Letter from Howard Staiman, Stuart
It's interesting that guest columnist Michael Fort ("Retire provincial attitudes; think about great future, July 27) considers anyone who opposes the All Aboard Florida express rail project "hicks, shortsighted, and ridiculous." This is an old debate trick; if you haven't a winning argument, denigrate and belittle the other side.
The guest columnist provides no basis or facts to support his assertion that AAF will create statewide economic benefits. Nor does he provide backup for his claim that there are 50 million trips a year between Orlando and Miami, or how many such travelers would ride AAF. Basically, all he has done is present a rosy pie in the sky without any substance.
The writer fails to point out that there has never been a profitable express rail project in the United States (consider Amtrak and BART); or elsewhere in the world that doesn't require a continuing infusion of government funding to operate.
Furthermore, he fails to note that AAF recently had a bond offering in the public market where it had to offer the prospective purchasers a 12 percent interest rate as inducement to sell these bonds. A bond with a 12 percent interest rate is commonly known as a "junk" bond. If AAF has such wonderful prospects, why did the investors require such an excessive interest rate?

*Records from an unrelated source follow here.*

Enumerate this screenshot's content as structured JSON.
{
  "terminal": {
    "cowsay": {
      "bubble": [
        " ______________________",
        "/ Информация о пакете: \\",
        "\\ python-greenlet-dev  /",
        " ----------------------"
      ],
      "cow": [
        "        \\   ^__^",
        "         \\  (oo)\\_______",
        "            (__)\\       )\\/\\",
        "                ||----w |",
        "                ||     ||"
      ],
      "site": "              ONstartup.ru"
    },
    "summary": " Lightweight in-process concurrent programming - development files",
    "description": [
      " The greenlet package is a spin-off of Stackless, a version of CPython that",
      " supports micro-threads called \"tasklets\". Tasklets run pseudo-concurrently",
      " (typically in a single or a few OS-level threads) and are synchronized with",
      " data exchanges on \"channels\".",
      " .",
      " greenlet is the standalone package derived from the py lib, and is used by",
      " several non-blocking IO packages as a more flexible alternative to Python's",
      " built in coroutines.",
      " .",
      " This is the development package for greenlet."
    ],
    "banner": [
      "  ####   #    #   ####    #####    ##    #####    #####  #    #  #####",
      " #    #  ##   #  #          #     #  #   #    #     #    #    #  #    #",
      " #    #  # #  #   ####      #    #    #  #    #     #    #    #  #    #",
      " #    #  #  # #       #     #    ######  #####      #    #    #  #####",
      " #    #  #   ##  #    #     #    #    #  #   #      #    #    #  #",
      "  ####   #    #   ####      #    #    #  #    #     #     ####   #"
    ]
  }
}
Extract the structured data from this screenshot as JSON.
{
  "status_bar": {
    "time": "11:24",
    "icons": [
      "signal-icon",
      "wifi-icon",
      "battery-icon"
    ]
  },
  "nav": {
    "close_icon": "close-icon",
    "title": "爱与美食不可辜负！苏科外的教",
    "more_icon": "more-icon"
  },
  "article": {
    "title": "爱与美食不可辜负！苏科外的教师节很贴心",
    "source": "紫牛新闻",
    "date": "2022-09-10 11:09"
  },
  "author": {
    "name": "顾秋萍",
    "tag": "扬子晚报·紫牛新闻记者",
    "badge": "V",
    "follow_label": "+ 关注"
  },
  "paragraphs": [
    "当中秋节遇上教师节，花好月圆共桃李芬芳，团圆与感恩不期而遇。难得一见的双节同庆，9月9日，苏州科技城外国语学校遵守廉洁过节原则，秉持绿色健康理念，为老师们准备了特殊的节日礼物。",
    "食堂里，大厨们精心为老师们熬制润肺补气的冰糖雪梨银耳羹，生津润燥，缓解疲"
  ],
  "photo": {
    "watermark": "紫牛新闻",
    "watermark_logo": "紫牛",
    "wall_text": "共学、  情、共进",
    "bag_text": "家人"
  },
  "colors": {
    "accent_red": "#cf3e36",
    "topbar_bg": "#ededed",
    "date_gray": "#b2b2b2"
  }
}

One final point: AAF has not been forthcoming in dealing with the public. As an example, when asked for the backup information for its request to the Federal Railroad Administration for a $1.5 billion loan, AAF filed a lawsuit claiming the information was a trade secret. Can someone explain to me how a corporation that doesn't engage in a trade or business; has no income and won't have any for several years has a protectable trade secret?